# [REQUIREMENT]
Strip out all images, then restate the data verbatim.

Component data from apps and pages
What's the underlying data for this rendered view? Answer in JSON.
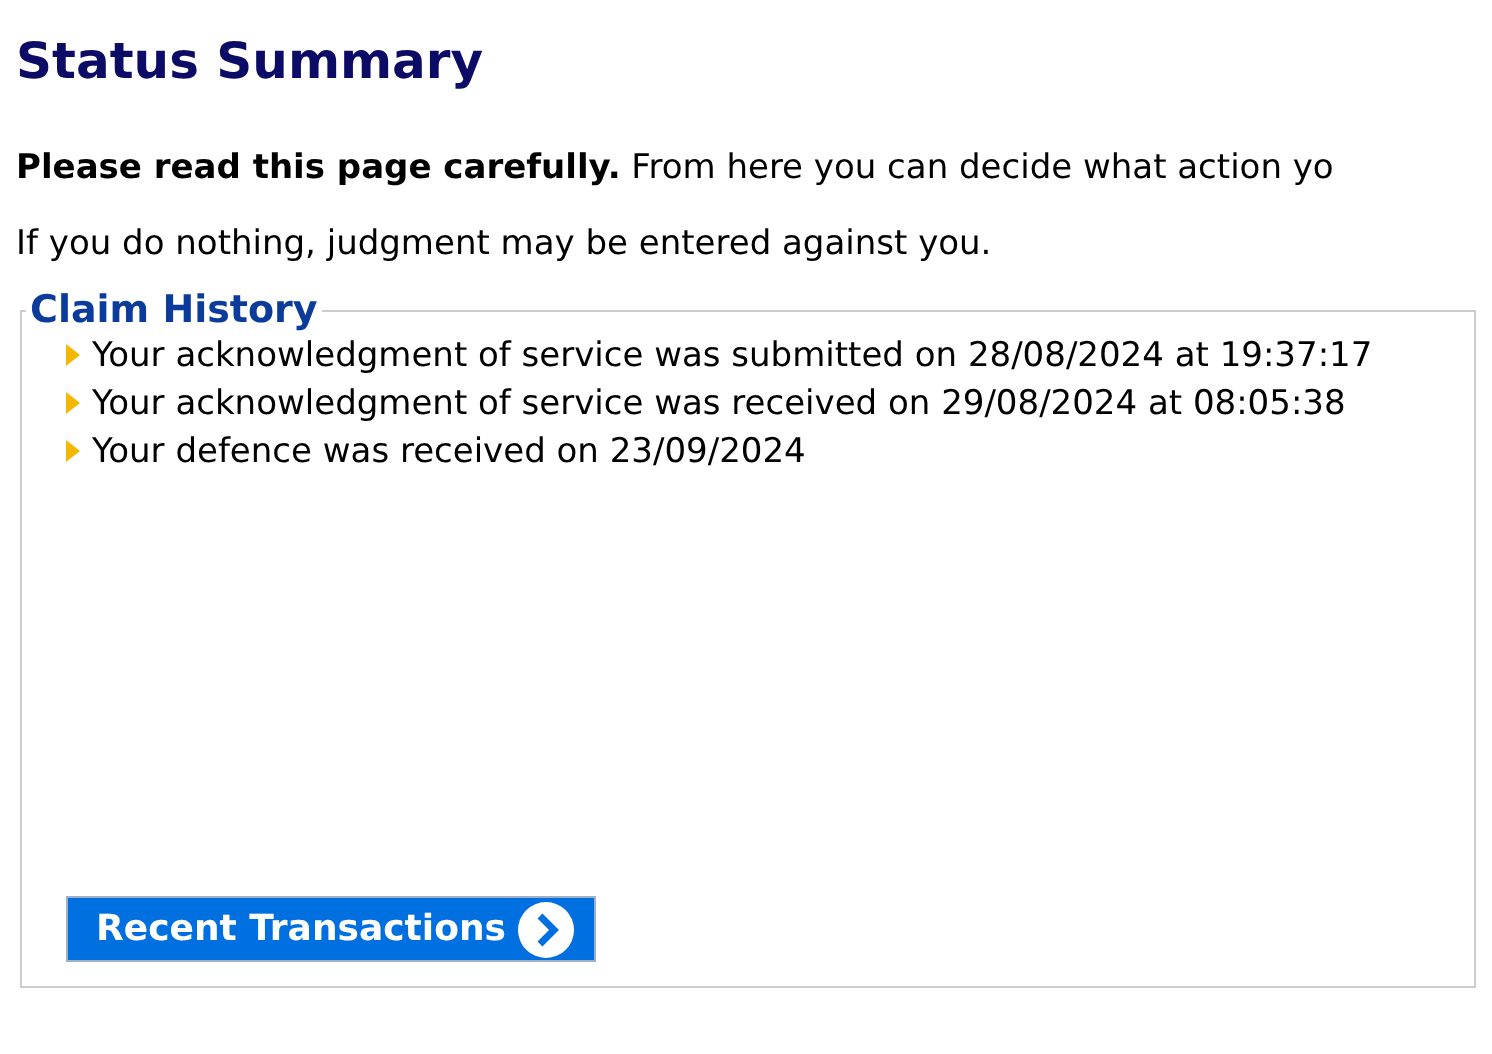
{
  "title": "Status Summary",
  "intro": "**Please read this page carefully.** From here you can decide what action yo",
  "warning": "If you do nothing, judgment may be entered against you.",
  "claim_history": {
    "legend": "Claim History",
    "items": [
      "Your acknowledgment of service was submitted on 28/08/2024 at 19:37:17",
      "Your acknowledgment of service was received on 29/08/2024 at 08:05:38",
      "Your defence was received on 23/09/2024"
    ],
    "button": "Recent Transactions"
  }
}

# [TASK OUTPUT]
What's the underlying data for this rendered view? Answer in JSON.
{
  "title": "Status Summary",
  "intro": "**Please read this page carefully.** From here you can decide what action yo",
  "warning": "If you do nothing, judgment may be entered against you.",
  "claim_history": {
    "legend": "Claim History",
    "items": [
      "Your acknowledgment of service was submitted on 28/08/2024 at 19:37:17",
      "Your acknowledgment of service was received on 29/08/2024 at 08:05:38",
      "Your defence was received on 23/09/2024"
    ],
    "button": "Recent Transactions"
  }
}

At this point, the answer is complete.